**PROBLEM STATEMENT**
Word for word, write out all of the data below.

──────

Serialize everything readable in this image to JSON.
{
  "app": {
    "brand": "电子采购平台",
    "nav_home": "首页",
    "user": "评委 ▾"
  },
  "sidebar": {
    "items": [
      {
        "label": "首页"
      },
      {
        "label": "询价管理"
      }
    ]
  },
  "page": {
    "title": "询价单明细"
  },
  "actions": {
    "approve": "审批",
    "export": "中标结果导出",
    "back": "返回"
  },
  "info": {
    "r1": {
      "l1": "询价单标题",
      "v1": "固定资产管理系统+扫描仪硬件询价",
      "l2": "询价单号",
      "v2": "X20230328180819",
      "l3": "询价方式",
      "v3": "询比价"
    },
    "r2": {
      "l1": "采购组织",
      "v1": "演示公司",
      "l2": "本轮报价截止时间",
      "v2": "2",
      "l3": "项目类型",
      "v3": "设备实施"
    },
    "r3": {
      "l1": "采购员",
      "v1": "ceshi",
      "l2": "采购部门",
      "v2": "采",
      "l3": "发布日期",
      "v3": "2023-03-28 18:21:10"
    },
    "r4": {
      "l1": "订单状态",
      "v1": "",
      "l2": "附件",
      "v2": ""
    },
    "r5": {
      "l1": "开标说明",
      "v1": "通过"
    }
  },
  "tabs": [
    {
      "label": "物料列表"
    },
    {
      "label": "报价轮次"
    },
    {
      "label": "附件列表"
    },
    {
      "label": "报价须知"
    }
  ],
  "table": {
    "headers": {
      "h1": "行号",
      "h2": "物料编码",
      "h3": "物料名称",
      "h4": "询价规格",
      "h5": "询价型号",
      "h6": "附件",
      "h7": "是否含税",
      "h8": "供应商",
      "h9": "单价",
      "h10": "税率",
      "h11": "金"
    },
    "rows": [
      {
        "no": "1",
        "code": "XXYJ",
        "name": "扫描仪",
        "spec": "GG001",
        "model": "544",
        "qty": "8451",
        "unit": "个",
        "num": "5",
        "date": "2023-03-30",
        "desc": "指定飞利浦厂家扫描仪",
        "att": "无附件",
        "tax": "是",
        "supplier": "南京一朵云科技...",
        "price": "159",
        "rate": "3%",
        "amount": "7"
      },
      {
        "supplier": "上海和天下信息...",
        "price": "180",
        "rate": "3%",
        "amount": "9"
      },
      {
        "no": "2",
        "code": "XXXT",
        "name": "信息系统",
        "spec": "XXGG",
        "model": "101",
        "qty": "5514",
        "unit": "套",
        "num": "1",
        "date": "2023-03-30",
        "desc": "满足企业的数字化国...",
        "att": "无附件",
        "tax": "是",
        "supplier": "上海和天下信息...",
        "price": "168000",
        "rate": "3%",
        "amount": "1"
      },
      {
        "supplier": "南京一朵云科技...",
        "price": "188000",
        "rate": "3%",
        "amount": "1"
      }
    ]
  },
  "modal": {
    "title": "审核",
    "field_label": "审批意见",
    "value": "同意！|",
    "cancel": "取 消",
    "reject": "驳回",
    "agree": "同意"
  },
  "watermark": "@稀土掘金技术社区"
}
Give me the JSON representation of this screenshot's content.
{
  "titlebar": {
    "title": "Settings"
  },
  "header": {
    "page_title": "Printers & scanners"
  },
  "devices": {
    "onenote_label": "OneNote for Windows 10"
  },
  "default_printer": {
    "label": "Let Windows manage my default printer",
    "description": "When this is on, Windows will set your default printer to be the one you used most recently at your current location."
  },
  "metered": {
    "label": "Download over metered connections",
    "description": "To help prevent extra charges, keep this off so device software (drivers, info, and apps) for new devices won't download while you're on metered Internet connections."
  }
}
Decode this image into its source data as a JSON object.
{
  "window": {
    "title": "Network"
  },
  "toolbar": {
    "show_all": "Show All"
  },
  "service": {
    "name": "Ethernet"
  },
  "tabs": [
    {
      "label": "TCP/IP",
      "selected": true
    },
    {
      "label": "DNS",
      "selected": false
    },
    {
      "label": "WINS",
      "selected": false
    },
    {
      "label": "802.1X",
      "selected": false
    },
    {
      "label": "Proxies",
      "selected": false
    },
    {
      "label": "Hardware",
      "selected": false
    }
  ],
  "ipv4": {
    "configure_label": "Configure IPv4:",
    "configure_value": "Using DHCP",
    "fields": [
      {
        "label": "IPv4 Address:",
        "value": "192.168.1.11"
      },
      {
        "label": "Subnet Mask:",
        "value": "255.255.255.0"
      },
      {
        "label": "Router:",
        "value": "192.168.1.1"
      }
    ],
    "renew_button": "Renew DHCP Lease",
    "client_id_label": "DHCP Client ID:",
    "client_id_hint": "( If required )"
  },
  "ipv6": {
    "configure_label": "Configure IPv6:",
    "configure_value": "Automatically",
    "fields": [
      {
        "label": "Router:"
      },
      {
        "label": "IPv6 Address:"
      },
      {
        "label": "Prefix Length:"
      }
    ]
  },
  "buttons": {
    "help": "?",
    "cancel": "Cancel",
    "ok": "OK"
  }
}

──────

**SOLVED EXERCISE**
Serialize everything readable in this image to JSON.
{
  "app": {
    "brand": "电子采购平台",
    "nav_home": "首页",
    "user": "评委 ▾"
  },
  "sidebar": {
    "items": [
      {
        "label": "首页"
      },
      {
        "label": "询价管理"
      }
    ]
  },
  "page": {
    "title": "询价单明细"
  },
  "actions": {
    "approve": "审批",
    "export": "中标结果导出",
    "back": "返回"
  },
  "info": {
    "r1": {
      "l1": "询价单标题",
      "v1": "固定资产管理系统+扫描仪硬件询价",
      "l2": "询价单号",
      "v2": "X20230328180819",
      "l3": "询价方式",
      "v3": "询比价"
    },
    "r2": {
      "l1": "采购组织",
      "v1": "演示公司",
      "l2": "本轮报价截止时间",
      "v2": "2",
      "l3": "项目类型",
      "v3": "设备实施"
    },
    "r3": {
      "l1": "采购员",
      "v1": "ceshi",
      "l2": "采购部门",
      "v2": "采",
      "l3": "发布日期",
      "v3": "2023-03-28 18:21:10"
    },
    "r4": {
      "l1": "订单状态",
      "v1": "",
      "l2": "附件",
      "v2": ""
    },
    "r5": {
      "l1": "开标说明",
      "v1": "通过"
    }
  },
  "tabs": [
    {
      "label": "物料列表"
    },
    {
      "label": "报价轮次"
    },
    {
      "label": "附件列表"
    },
    {
      "label": "报价须知"
    }
  ],
  "table": {
    "headers": {
      "h1": "行号",
      "h2": "物料编码",
      "h3": "物料名称",
      "h4": "询价规格",
      "h5": "询价型号",
      "h6": "附件",
      "h7": "是否含税",
      "h8": "供应商",
      "h9": "单价",
      "h10": "税率",
      "h11": "金"
    },
    "rows": [
      {
        "no": "1",
        "code": "XXYJ",
        "name": "扫描仪",
        "spec": "GG001",
        "model": "544",
        "qty": "8451",
        "unit": "个",
        "num": "5",
        "date": "2023-03-30",
        "desc": "指定飞利浦厂家扫描仪",
        "att": "无附件",
        "tax": "是",
        "supplier": "南京一朵云科技...",
        "price": "159",
        "rate": "3%",
        "amount": "7"
      },
      {
        "supplier": "上海和天下信息...",
        "price": "180",
        "rate": "3%",
        "amount": "9"
      },
      {
        "no": "2",
        "code": "XXXT",
        "name": "信息系统",
        "spec": "XXGG",
        "model": "101",
        "qty": "5514",
        "unit": "套",
        "num": "1",
        "date": "2023-03-30",
        "desc": "满足企业的数字化国...",
        "att": "无附件",
        "tax": "是",
        "supplier": "上海和天下信息...",
        "price": "168000",
        "rate": "3%",
        "amount": "1"
      },
      {
        "supplier": "南京一朵云科技...",
        "price": "188000",
        "rate": "3%",
        "amount": "1"
      }
    ]
  },
  "modal": {
    "title": "审核",
    "field_label": "审批意见",
    "value": "同意！|",
    "cancel": "取 消",
    "reject": "驳回",
    "agree": "同意"
  },
  "watermark": "@稀土掘金技术社区"
}
Give me the JSON representation of this screenshot's content.
{
  "titlebar": {
    "title": "Settings"
  },
  "header": {
    "page_title": "Printers & scanners"
  },
  "devices": {
    "onenote_label": "OneNote for Windows 10"
  },
  "default_printer": {
    "label": "Let Windows manage my default printer",
    "description": "When this is on, Windows will set your default printer to be the one you used most recently at your current location."
  },
  "metered": {
    "label": "Download over metered connections",
    "description": "To help prevent extra charges, keep this off so device software (drivers, info, and apps) for new devices won't download while you're on metered Internet connections."
  }
}
Decode this image into its source data as a JSON object.
{
  "window": {
    "title": "Network"
  },
  "toolbar": {
    "show_all": "Show All"
  },
  "service": {
    "name": "Ethernet"
  },
  "tabs": [
    {
      "label": "TCP/IP",
      "selected": true
    },
    {
      "label": "DNS",
      "selected": false
    },
    {
      "label": "WINS",
      "selected": false
    },
    {
      "label": "802.1X",
      "selected": false
    },
    {
      "label": "Proxies",
      "selected": false
    },
    {
      "label": "Hardware",
      "selected": false
    }
  ],
  "ipv4": {
    "configure_label": "Configure IPv4:",
    "configure_value": "Using DHCP",
    "fields": [
      {
        "label": "IPv4 Address:",
        "value": "192.168.1.11"
      },
      {
        "label": "Subnet Mask:",
        "value": "255.255.255.0"
      },
      {
        "label": "Router:",
        "value": "192.168.1.1"
      }
    ],
    "renew_button": "Renew DHCP Lease",
    "client_id_label": "DHCP Client ID:",
    "client_id_hint": "( If required )"
  },
  "ipv6": {
    "configure_label": "Configure IPv6:",
    "configure_value": "Automatically",
    "fields": [
      {
        "label": "Router:"
      },
      {
        "label": "IPv6 Address:"
      },
      {
        "label": "Prefix Length:"
      }
    ]
  },
  "buttons": {
    "help": "?",
    "cancel": "Cancel",
    "ok": "OK"
  }
}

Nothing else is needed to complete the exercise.